[Records excerpted from a collection]
------

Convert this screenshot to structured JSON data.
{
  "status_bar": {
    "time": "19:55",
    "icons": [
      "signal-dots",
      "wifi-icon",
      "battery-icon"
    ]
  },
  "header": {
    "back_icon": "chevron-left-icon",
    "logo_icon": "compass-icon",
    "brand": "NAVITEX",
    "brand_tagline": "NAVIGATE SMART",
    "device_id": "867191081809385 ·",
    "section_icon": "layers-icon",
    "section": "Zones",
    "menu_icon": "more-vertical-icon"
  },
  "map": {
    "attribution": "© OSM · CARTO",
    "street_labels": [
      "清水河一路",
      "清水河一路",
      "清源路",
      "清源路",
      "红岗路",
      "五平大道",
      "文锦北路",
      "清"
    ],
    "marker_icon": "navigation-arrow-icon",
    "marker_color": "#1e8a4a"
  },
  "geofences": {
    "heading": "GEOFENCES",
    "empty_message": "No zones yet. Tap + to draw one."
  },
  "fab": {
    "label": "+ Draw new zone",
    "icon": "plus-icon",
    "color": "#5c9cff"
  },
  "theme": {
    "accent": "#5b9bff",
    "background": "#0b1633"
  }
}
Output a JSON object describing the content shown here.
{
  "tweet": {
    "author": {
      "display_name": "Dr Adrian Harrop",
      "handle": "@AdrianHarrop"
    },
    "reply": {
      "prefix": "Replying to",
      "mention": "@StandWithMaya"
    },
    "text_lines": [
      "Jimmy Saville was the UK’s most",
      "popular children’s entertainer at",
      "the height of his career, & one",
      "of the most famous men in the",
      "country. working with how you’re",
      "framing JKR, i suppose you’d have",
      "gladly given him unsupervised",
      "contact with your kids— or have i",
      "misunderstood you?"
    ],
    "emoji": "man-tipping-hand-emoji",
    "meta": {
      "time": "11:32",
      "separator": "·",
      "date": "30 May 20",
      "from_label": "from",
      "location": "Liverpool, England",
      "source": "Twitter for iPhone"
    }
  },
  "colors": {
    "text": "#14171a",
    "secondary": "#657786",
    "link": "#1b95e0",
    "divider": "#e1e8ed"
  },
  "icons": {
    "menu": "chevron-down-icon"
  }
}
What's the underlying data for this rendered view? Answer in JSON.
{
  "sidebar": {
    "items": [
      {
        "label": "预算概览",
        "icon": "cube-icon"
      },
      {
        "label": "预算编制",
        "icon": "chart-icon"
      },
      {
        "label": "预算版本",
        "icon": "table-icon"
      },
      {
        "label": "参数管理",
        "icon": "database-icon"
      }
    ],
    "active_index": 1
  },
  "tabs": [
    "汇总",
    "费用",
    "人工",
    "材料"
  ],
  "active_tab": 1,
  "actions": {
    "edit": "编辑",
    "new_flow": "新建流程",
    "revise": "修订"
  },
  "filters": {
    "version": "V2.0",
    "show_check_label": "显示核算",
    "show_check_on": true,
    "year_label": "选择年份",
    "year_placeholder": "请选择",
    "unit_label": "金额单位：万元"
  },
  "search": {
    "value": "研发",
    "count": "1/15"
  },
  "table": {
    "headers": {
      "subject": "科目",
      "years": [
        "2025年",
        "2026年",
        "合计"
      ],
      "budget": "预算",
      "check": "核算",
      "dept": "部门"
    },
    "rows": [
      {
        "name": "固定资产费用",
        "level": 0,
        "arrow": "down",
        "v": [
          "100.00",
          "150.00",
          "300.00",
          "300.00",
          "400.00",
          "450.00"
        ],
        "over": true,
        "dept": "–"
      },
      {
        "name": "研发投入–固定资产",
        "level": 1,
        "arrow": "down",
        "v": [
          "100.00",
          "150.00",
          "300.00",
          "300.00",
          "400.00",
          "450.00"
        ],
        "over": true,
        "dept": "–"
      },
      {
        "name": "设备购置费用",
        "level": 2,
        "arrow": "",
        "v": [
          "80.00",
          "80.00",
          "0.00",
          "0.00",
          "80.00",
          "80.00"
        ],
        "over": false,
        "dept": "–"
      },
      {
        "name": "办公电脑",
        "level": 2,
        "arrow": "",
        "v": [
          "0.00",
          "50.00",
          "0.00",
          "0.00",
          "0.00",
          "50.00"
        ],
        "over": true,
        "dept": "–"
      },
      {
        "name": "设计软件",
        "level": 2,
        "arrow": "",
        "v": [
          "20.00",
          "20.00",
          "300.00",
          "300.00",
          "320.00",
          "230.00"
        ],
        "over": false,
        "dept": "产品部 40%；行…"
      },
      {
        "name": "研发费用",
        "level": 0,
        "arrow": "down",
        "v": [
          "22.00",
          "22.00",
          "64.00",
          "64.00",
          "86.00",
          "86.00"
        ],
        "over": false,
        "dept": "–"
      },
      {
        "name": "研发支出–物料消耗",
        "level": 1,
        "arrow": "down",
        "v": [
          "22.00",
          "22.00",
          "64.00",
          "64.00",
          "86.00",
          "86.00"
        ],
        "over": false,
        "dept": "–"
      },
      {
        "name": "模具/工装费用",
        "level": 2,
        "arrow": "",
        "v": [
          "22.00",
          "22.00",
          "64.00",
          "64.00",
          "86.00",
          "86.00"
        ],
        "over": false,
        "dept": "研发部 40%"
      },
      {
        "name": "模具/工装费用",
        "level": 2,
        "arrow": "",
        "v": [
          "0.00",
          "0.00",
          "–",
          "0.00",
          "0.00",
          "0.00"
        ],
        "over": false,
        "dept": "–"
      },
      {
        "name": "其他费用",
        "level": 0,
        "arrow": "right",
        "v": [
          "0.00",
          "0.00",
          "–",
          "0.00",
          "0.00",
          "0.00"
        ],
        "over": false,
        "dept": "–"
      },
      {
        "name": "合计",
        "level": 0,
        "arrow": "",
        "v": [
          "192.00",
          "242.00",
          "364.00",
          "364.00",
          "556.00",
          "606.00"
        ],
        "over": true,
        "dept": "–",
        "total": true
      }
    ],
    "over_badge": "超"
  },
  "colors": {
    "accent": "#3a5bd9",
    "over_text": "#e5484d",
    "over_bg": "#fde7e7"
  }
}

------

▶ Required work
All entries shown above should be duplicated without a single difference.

▶ Result
Convert this screenshot to structured JSON data.
{
  "status_bar": {
    "time": "19:55",
    "icons": [
      "signal-dots",
      "wifi-icon",
      "battery-icon"
    ]
  },
  "header": {
    "back_icon": "chevron-left-icon",
    "logo_icon": "compass-icon",
    "brand": "NAVITEX",
    "brand_tagline": "NAVIGATE SMART",
    "device_id": "867191081809385 ·",
    "section_icon": "layers-icon",
    "section": "Zones",
    "menu_icon": "more-vertical-icon"
  },
  "map": {
    "attribution": "© OSM · CARTO",
    "street_labels": [
      "清水河一路",
      "清水河一路",
      "清源路",
      "清源路",
      "红岗路",
      "五平大道",
      "文锦北路",
      "清"
    ],
    "marker_icon": "navigation-arrow-icon",
    "marker_color": "#1e8a4a"
  },
  "geofences": {
    "heading": "GEOFENCES",
    "empty_message": "No zones yet. Tap + to draw one."
  },
  "fab": {
    "label": "+ Draw new zone",
    "icon": "plus-icon",
    "color": "#5c9cff"
  },
  "theme": {
    "accent": "#5b9bff",
    "background": "#0b1633"
  }
}
Output a JSON object describing the content shown here.
{
  "tweet": {
    "author": {
      "display_name": "Dr Adrian Harrop",
      "handle": "@AdrianHarrop"
    },
    "reply": {
      "prefix": "Replying to",
      "mention": "@StandWithMaya"
    },
    "text_lines": [
      "Jimmy Saville was the UK’s most",
      "popular children’s entertainer at",
      "the height of his career, & one",
      "of the most famous men in the",
      "country. working with how you’re",
      "framing JKR, i suppose you’d have",
      "gladly given him unsupervised",
      "contact with your kids— or have i",
      "misunderstood you?"
    ],
    "emoji": "man-tipping-hand-emoji",
    "meta": {
      "time": "11:32",
      "separator": "·",
      "date": "30 May 20",
      "from_label": "from",
      "location": "Liverpool, England",
      "source": "Twitter for iPhone"
    }
  },
  "colors": {
    "text": "#14171a",
    "secondary": "#657786",
    "link": "#1b95e0",
    "divider": "#e1e8ed"
  },
  "icons": {
    "menu": "chevron-down-icon"
  }
}
What's the underlying data for this rendered view? Answer in JSON.
{
  "sidebar": {
    "items": [
      {
        "label": "预算概览",
        "icon": "cube-icon"
      },
      {
        "label": "预算编制",
        "icon": "chart-icon"
      },
      {
        "label": "预算版本",
        "icon": "table-icon"
      },
      {
        "label": "参数管理",
        "icon": "database-icon"
      }
    ],
    "active_index": 1
  },
  "tabs": [
    "汇总",
    "费用",
    "人工",
    "材料"
  ],
  "active_tab": 1,
  "actions": {
    "edit": "编辑",
    "new_flow": "新建流程",
    "revise": "修订"
  },
  "filters": {
    "version": "V2.0",
    "show_check_label": "显示核算",
    "show_check_on": true,
    "year_label": "选择年份",
    "year_placeholder": "请选择",
    "unit_label": "金额单位：万元"
  },
  "search": {
    "value": "研发",
    "count": "1/15"
  },
  "table": {
    "headers": {
      "subject": "科目",
      "years": [
        "2025年",
        "2026年",
        "合计"
      ],
      "budget": "预算",
      "check": "核算",
      "dept": "部门"
    },
    "rows": [
      {
        "name": "固定资产费用",
        "level": 0,
        "arrow": "down",
        "v": [
          "100.00",
          "150.00",
          "300.00",
          "300.00",
          "400.00",
          "450.00"
        ],
        "over": true,
        "dept": "–"
      },
      {
        "name": "研发投入–固定资产",
        "level": 1,
        "arrow": "down",
        "v": [
          "100.00",
          "150.00",
          "300.00",
          "300.00",
          "400.00",
          "450.00"
        ],
        "over": true,
        "dept": "–"
      },
      {
        "name": "设备购置费用",
        "level": 2,
        "arrow": "",
        "v": [
          "80.00",
          "80.00",
          "0.00",
          "0.00",
          "80.00",
          "80.00"
        ],
        "over": false,
        "dept": "–"
      },
      {
        "name": "办公电脑",
        "level": 2,
        "arrow": "",
        "v": [
          "0.00",
          "50.00",
          "0.00",
          "0.00",
          "0.00",
          "50.00"
        ],
        "over": true,
        "dept": "–"
      },
      {
        "name": "设计软件",
        "level": 2,
        "arrow": "",
        "v": [
          "20.00",
          "20.00",
          "300.00",
          "300.00",
          "320.00",
          "230.00"
        ],
        "over": false,
        "dept": "产品部 40%；行…"
      },
      {
        "name": "研发费用",
        "level": 0,
        "arrow": "down",
        "v": [
          "22.00",
          "22.00",
          "64.00",
          "64.00",
          "86.00",
          "86.00"
        ],
        "over": false,
        "dept": "–"
      },
      {
        "name": "研发支出–物料消耗",
        "level": 1,
        "arrow": "down",
        "v": [
          "22.00",
          "22.00",
          "64.00",
          "64.00",
          "86.00",
          "86.00"
        ],
        "over": false,
        "dept": "–"
      },
      {
        "name": "模具/工装费用",
        "level": 2,
        "arrow": "",
        "v": [
          "22.00",
          "22.00",
          "64.00",
          "64.00",
          "86.00",
          "86.00"
        ],
        "over": false,
        "dept": "研发部 40%"
      },
      {
        "name": "模具/工装费用",
        "level": 2,
        "arrow": "",
        "v": [
          "0.00",
          "0.00",
          "–",
          "0.00",
          "0.00",
          "0.00"
        ],
        "over": false,
        "dept": "–"
      },
      {
        "name": "其他费用",
        "level": 0,
        "arrow": "right",
        "v": [
          "0.00",
          "0.00",
          "–",
          "0.00",
          "0.00",
          "0.00"
        ],
        "over": false,
        "dept": "–"
      },
      {
        "name": "合计",
        "level": 0,
        "arrow": "",
        "v": [
          "192.00",
          "242.00",
          "364.00",
          "364.00",
          "556.00",
          "606.00"
        ],
        "over": true,
        "dept": "–",
        "total": true
      }
    ],
    "over_badge": "超"
  },
  "colors": {
    "accent": "#3a5bd9",
    "over_text": "#e5484d",
    "over_bg": "#fde7e7"
  }
}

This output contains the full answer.